> **WHAT THE EXERCISE ASKS**:
Check each line of the data below for the word "type", then extract the ones that have it.

=-=-=-=-=

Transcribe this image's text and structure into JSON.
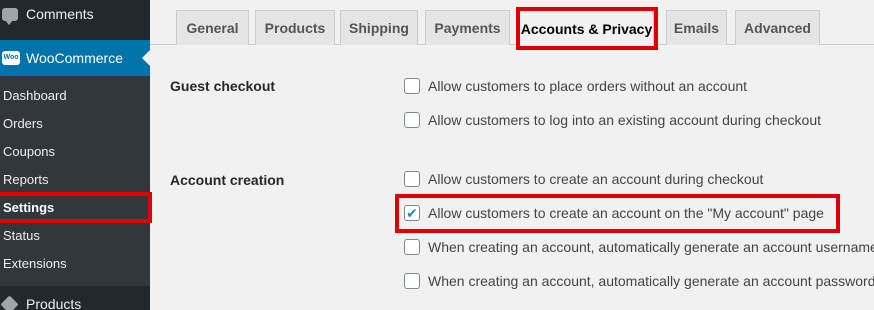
{
  "sidebar": {
    "comments_label": "Comments",
    "woocommerce_label": "WooCommerce",
    "woo_logo_text": "Woo",
    "submenu": [
      {
        "label": "Dashboard"
      },
      {
        "label": "Orders"
      },
      {
        "label": "Coupons"
      },
      {
        "label": "Reports"
      },
      {
        "label": "Settings",
        "active": true
      },
      {
        "label": "Status"
      },
      {
        "label": "Extensions"
      }
    ],
    "products_label": "Products"
  },
  "tabs": [
    {
      "label": "General"
    },
    {
      "label": "Products"
    },
    {
      "label": "Shipping"
    },
    {
      "label": "Payments"
    },
    {
      "label": "Accounts & Privacy",
      "active": true
    },
    {
      "label": "Emails"
    },
    {
      "label": "Advanced"
    }
  ],
  "guest_checkout": {
    "label": "Guest checkout",
    "options": [
      {
        "text": "Allow customers to place orders without an account",
        "checked": false
      },
      {
        "text": "Allow customers to log into an existing account during checkout",
        "checked": false
      }
    ]
  },
  "account_creation": {
    "label": "Account creation",
    "options": [
      {
        "text": "Allow customers to create an account during checkout",
        "checked": false
      },
      {
        "text": "Allow customers to create an account on the \"My account\" page",
        "checked": true
      },
      {
        "text": "When creating an account, automatically generate an account username",
        "checked": false
      },
      {
        "text": "When creating an account, automatically generate an account password",
        "checked": false
      }
    ]
  },
  "colors": {
    "sidebar_bg": "#23282d",
    "submenu_bg": "#32373c",
    "accent": "#0073aa",
    "highlight": "#e00000",
    "checkmark": "#1e8cbe"
  }
}
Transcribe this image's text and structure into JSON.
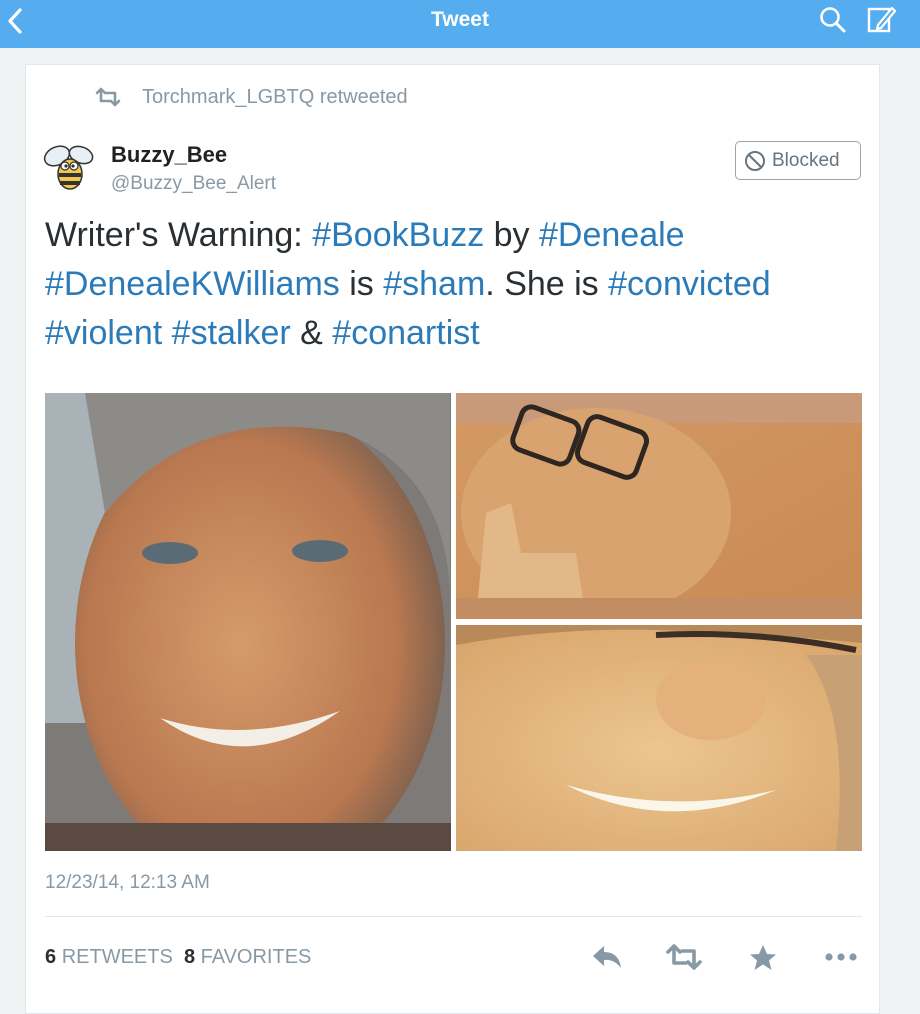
{
  "nav": {
    "title": "Tweet",
    "back_icon": "chevron-left-icon",
    "search_icon": "search-icon",
    "compose_icon": "compose-icon",
    "bar_color": "#55acee"
  },
  "retweet_context": {
    "icon": "retweet-icon",
    "text": "Torchmark_LGBTQ retweeted"
  },
  "author": {
    "avatar_icon": "bee-avatar-icon",
    "display_name": "Buzzy_Bee",
    "handle": "@Buzzy_Bee_Alert",
    "blocked_label": "Blocked",
    "blocked_icon": "block-icon"
  },
  "tweet": {
    "segments": [
      {
        "text": "Writer's Warning: "
      },
      {
        "text": "#BookBuzz",
        "hashtag": true
      },
      {
        "text": " by "
      },
      {
        "text": "#Deneale",
        "hashtag": true
      },
      {
        "text": " "
      },
      {
        "text": "#DenealeKWilliams",
        "hashtag": true
      },
      {
        "text": " is "
      },
      {
        "text": "#sham",
        "hashtag": true
      },
      {
        "text": ". She is "
      },
      {
        "text": "#convicted",
        "hashtag": true
      },
      {
        "text": " "
      },
      {
        "text": "#violent",
        "hashtag": true
      },
      {
        "text": " "
      },
      {
        "text": "#stalker",
        "hashtag": true
      },
      {
        "text": " & "
      },
      {
        "text": "#conartist",
        "hashtag": true
      }
    ],
    "hashtag_color": "#2b7bb9",
    "timestamp": "12/23/14, 12:13 AM"
  },
  "stats": {
    "retweets_count": "6",
    "retweets_label": "RETWEETS",
    "favorites_count": "8",
    "favorites_label": "FAVORITES"
  },
  "actions": {
    "reply_icon": "reply-icon",
    "retweet_icon": "retweet-icon",
    "favorite_icon": "star-icon",
    "more_icon": "more-icon"
  }
}
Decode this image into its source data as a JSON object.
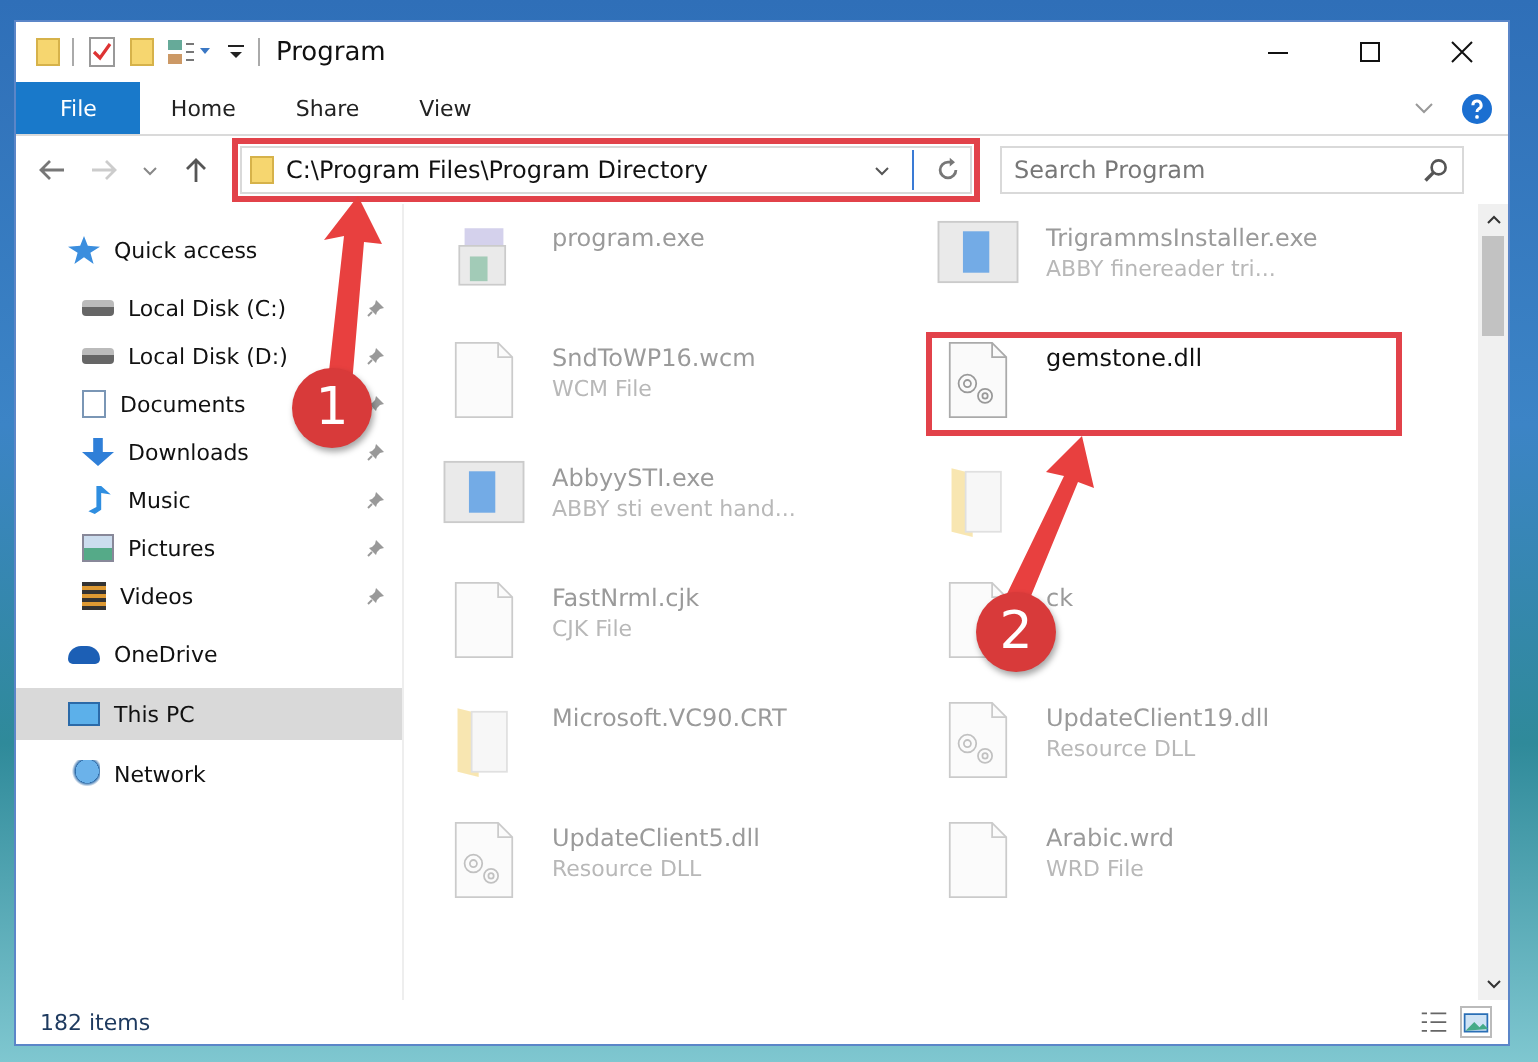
{
  "window": {
    "title": "Program"
  },
  "ribbon_tabs": [
    {
      "label": "File",
      "selected": true
    },
    {
      "label": "Home",
      "selected": false
    },
    {
      "label": "Share",
      "selected": false
    },
    {
      "label": "View",
      "selected": false
    }
  ],
  "address": {
    "path": "C:\\Program Files\\Program Directory",
    "highlighted": true
  },
  "search": {
    "placeholder": "Search Program"
  },
  "sidebar": {
    "items": [
      {
        "label": "Quick access",
        "kind": "star",
        "selected": false,
        "children": [
          {
            "label": "Local Disk (C:)",
            "kind": "disk",
            "pinned": true,
            "selected": false
          },
          {
            "label": "Local Disk (D:)",
            "kind": "disk",
            "pinned": true,
            "selected": false
          },
          {
            "label": "Documents",
            "kind": "doc",
            "pinned": true,
            "selected": false
          },
          {
            "label": "Downloads",
            "kind": "download",
            "pinned": true,
            "selected": false
          },
          {
            "label": "Music",
            "kind": "music",
            "pinned": true,
            "selected": false
          },
          {
            "label": "Pictures",
            "kind": "picture",
            "pinned": true,
            "selected": false
          },
          {
            "label": "Videos",
            "kind": "video",
            "pinned": true,
            "selected": false
          }
        ]
      },
      {
        "label": "OneDrive",
        "kind": "cloud",
        "selected": false
      },
      {
        "label": "This PC",
        "kind": "pc",
        "selected": true
      },
      {
        "label": "Network",
        "kind": "network",
        "selected": false
      }
    ]
  },
  "files": [
    {
      "name": "program.exe",
      "kind": "setup",
      "highlighted": false
    },
    {
      "name": "TrigrammsInstaller.exe",
      "type": "ABBY finereader tri...",
      "kind": "app",
      "highlighted": false
    },
    {
      "name": "SndToWP16.wcm",
      "type": "WCM File",
      "kind": "doc",
      "highlighted": false
    },
    {
      "name": "gemstone.dll",
      "kind": "dll",
      "highlighted": true
    },
    {
      "name": "AbbyySTI.exe",
      "type": "ABBY sti event hand...",
      "kind": "app",
      "highlighted": false
    },
    {
      "kind": "folder",
      "highlighted": false
    },
    {
      "name": "FastNrml.cjk",
      "type": "CJK File",
      "kind": "doc",
      "highlighted": false
    },
    {
      "name": "ck",
      "kind": "doc",
      "highlighted": false
    },
    {
      "name": "Microsoft.VC90.CRT",
      "kind": "folder",
      "highlighted": false
    },
    {
      "name": "UpdateClient19.dll",
      "type": "Resource DLL",
      "kind": "dll",
      "highlighted": false
    },
    {
      "name": "UpdateClient5.dll",
      "type": "Resource DLL",
      "kind": "dll",
      "highlighted": false
    },
    {
      "name": "Arabic.wrd",
      "type": "WRD File",
      "kind": "doc",
      "highlighted": false
    }
  ],
  "status_bar": {
    "count": "182 items"
  },
  "annotations": [
    {
      "label": "1"
    },
    {
      "label": "2"
    }
  ]
}
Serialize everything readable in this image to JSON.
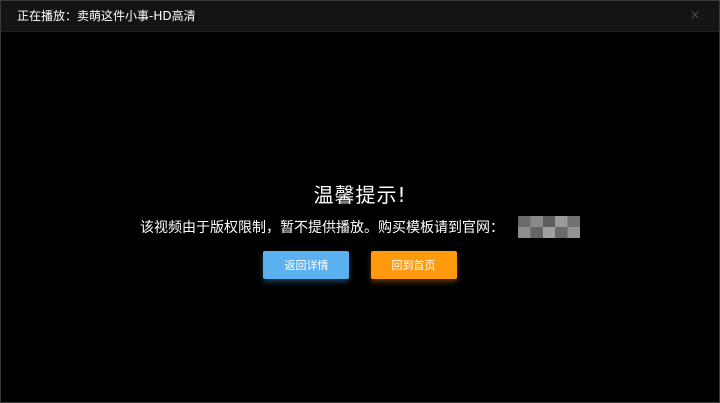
{
  "window": {
    "title": "正在播放：卖萌这件小事-HD高清",
    "close_icon": "close-icon",
    "close_glyph": "×"
  },
  "notice": {
    "title": "温馨提示!",
    "message": "该视频由于版权限制，暂不提供播放。购买模板请到官网："
  },
  "buttons": {
    "details_label": "返回详情",
    "home_label": "回到首页"
  },
  "colors": {
    "background": "#000000",
    "titlebar": "#141414",
    "details_button": "#5bb0f0",
    "home_button": "#ff9a0e",
    "text": "#ffffff"
  }
}
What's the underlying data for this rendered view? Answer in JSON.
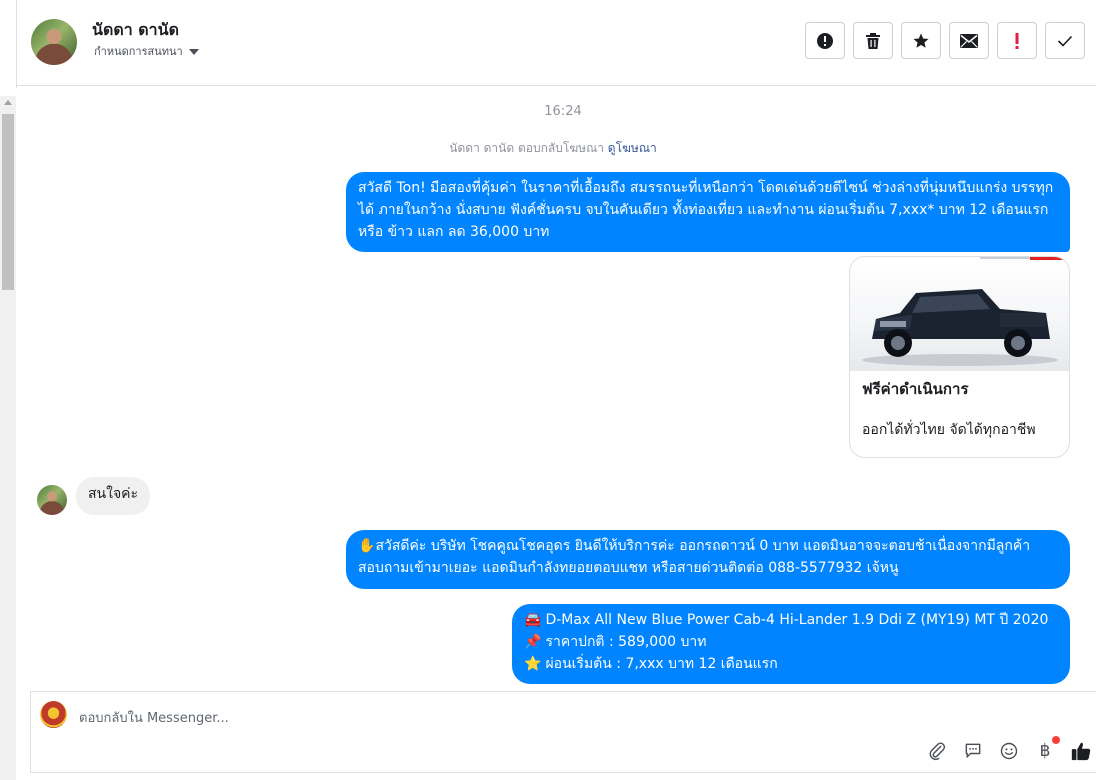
{
  "header": {
    "contact_name": "นัดดา ดานัด",
    "subtitle": "กำหนดการสนทนา",
    "toolbar": [
      {
        "name": "info-button",
        "icon": "info-icon"
      },
      {
        "name": "delete-button",
        "icon": "trash-icon"
      },
      {
        "name": "star-button",
        "icon": "star-icon"
      },
      {
        "name": "mark-unread-button",
        "icon": "envelope-icon"
      },
      {
        "name": "spam-button",
        "icon": "exclamation-icon"
      },
      {
        "name": "done-button",
        "icon": "check-icon"
      }
    ]
  },
  "conversation": {
    "timestamp": "16:24",
    "reply_note": {
      "text": "นัดดา ดานัด ตอบกลับโฆษณา",
      "link": "ดูโฆษณา"
    },
    "messages": [
      {
        "direction": "outgoing",
        "text": "สวัสดี Ton! มือสองที่คุ้มค่า ในราคาที่เอื้อมถึง สมรรถนะที่เหนือกว่า โดดเด่นด้วยดีไซน์ ช่วงล่างที่นุ่มหนึบแกร่ง บรรทุกได้ ภายในกว้าง นั่งสบาย ฟังค์ชั่นครบ จบในคันเดียว ทั้งท่องเที่ยว และทำงาน ผ่อนเริ่มต้น 7,xxx* บาท 12 เดือนแรก หรือ ข้าว แลก ลด 36,000 บาท"
      },
      {
        "direction": "outgoing",
        "type": "card",
        "title": "ฟรีค่าดำเนินการ",
        "description": "ออกได้ทั่วไทย จัดได้ทุกอาชีพ"
      },
      {
        "direction": "incoming",
        "text": "สนใจค่ะ"
      },
      {
        "direction": "outgoing",
        "emoji": "✋",
        "text": "สวัสดีค่ะ บริษัท โชคคูณโชคอุดร ยินดีให้บริการค่ะ ออกรถดาวน์ 0 บาท แอดมินอาจจะตอบช้าเนื่องจากมีลูกค้าสอบถามเข้ามาเยอะ แอดมินกำลังทยอยตอบแชท หรือสายด่วนติดต่อ 088-5577932 เจ้หนู"
      },
      {
        "direction": "outgoing",
        "lines": [
          {
            "emoji": "🚘",
            "text": "D-Max All New Blue Power Cab-4 Hi-Lander 1.9 Ddi Z (MY19) MT ปี 2020"
          },
          {
            "emoji": "📌",
            "text": "ราคาปกติ : 589,000 บาท"
          },
          {
            "emoji": "⭐",
            "text": "ผ่อนเริ่มต้น : 7,xxx บาท 12 เดือนแรก"
          }
        ]
      }
    ]
  },
  "composer": {
    "placeholder": "ตอบกลับใน Messenger..."
  },
  "colors": {
    "outgoing_bubble": "#0084ff",
    "incoming_bubble": "#f1f0f0",
    "link": "#365899",
    "notification_dot": "#fa3e3e"
  }
}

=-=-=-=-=

> **OUTPUT OF THE EXERCISE**:
      "type": "ABBY finereader tri...",
      "type": "WCM File",
      "type": "ABBY sti event hand...",
      "type": "CJK File",
      "type": "Resource DLL",
      "type": "Resource DLL",
      "type": "WRD File",
        "type": "card",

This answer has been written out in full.